Travel with our favorite Sicily-native, Professor Pietro Frassica, Associate Chair of the Department of French and Italian, to sample the sights, sounds and tastes of this island rich in hidden treasures.
Centrally positioned in the Mediterranean Sea, the captivating islands of Malta and Sicily have been influenced by a succession of disparate cultures since ancient times. Some made significant impacts on the course of civilization; others faded into historical footnotes. All left their mark, reflected in the numerous archaeological ruins, diverse architectural styles and delightfully intermingled cultural traditions that have beckoned travelers for centuries.
Embark the 36-cabin Variety Voyager for an in-depth exploration of these two compelling islands, beginning and ending in Malta and circumnavigating Sicily. During ten days in the Mediterranean, visit Agrigento's Valley of the Temples, Taormina's Greco-Roman theater, Monreale's glittering Byzantine mosaics and the Silvestri Crater atop snow-capped Mt. Etna, among other fascinating sites. Meet with aristocrats and literati; experience elegant dining in a historic palazzo; and taste nature's bounty at a rural agroturismo. While under sail, delve into the sweeping political, strategic and cultural history of the Mediterranean Sea during the on-board educational program.
A two night pre-trip extension in Malta is offered.
About the Study Leader

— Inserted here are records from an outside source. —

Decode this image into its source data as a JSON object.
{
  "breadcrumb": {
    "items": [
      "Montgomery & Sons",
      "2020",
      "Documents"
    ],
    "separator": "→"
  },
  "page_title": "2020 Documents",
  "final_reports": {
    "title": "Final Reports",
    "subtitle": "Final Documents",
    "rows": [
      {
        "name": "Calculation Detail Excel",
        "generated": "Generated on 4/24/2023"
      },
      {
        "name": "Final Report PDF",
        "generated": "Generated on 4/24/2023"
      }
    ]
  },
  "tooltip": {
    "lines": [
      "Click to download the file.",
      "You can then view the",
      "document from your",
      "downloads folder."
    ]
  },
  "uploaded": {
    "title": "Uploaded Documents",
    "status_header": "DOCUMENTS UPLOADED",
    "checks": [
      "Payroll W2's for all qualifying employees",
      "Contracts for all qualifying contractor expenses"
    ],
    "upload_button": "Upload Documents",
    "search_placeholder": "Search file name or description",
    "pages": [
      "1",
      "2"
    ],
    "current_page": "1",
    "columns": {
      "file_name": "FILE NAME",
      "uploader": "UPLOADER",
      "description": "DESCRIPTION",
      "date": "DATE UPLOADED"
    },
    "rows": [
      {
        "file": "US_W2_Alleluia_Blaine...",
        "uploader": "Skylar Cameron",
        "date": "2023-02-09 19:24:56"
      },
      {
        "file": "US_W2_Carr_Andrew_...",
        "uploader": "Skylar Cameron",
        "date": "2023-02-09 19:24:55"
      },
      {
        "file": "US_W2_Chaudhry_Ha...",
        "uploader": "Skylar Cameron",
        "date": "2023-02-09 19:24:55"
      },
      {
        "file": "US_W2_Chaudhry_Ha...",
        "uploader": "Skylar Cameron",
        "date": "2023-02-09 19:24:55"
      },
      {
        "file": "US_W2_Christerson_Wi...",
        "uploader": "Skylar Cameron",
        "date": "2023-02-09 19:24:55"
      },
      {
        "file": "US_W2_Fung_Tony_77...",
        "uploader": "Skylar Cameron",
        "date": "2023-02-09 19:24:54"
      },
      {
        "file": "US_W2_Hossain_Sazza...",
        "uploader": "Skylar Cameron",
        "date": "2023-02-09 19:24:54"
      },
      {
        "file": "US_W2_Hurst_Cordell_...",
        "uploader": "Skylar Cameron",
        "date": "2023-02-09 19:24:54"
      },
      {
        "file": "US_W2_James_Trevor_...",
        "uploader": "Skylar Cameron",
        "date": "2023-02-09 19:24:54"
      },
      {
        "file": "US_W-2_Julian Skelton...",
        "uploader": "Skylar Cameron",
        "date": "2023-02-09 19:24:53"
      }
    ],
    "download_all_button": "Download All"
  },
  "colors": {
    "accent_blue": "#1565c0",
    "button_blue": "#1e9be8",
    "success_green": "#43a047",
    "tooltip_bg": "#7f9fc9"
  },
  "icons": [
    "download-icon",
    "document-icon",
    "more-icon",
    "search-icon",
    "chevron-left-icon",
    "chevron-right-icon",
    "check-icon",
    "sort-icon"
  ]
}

Pietro Frassica, professor of Italian, the associate chair of the Department of French and Italian and former director of the interdisciplinary Program in Italian Studies will serve as the Princeton Study Leader for this program. A native of Sicily, Professor Frassica earned his Ph.D. in Italian literature in 1976, the year in which he joined the Princeton faculty. During his tenure at Princeton, he has taught seminars on Italian Renaissance, the contemporary Italian literature (Marinetti, Sciascia, Primo Levi) and on the theater of Pirandello. He is the author of more than one hundred published articles and numerous books. In recent years, he has extended the field of cultural studies to literary texts concerned with gastronomy in two wildly popular seminars, "The Literature of Gastronomy" and "Italy: The Land of Slow Food." For his lifetime's work in promoting the Italian culture, Professor Frassica was awarded the title of "Knight of the Order of Merit of the Italian Republic" by the Italian government, the country's highest-ranking honor.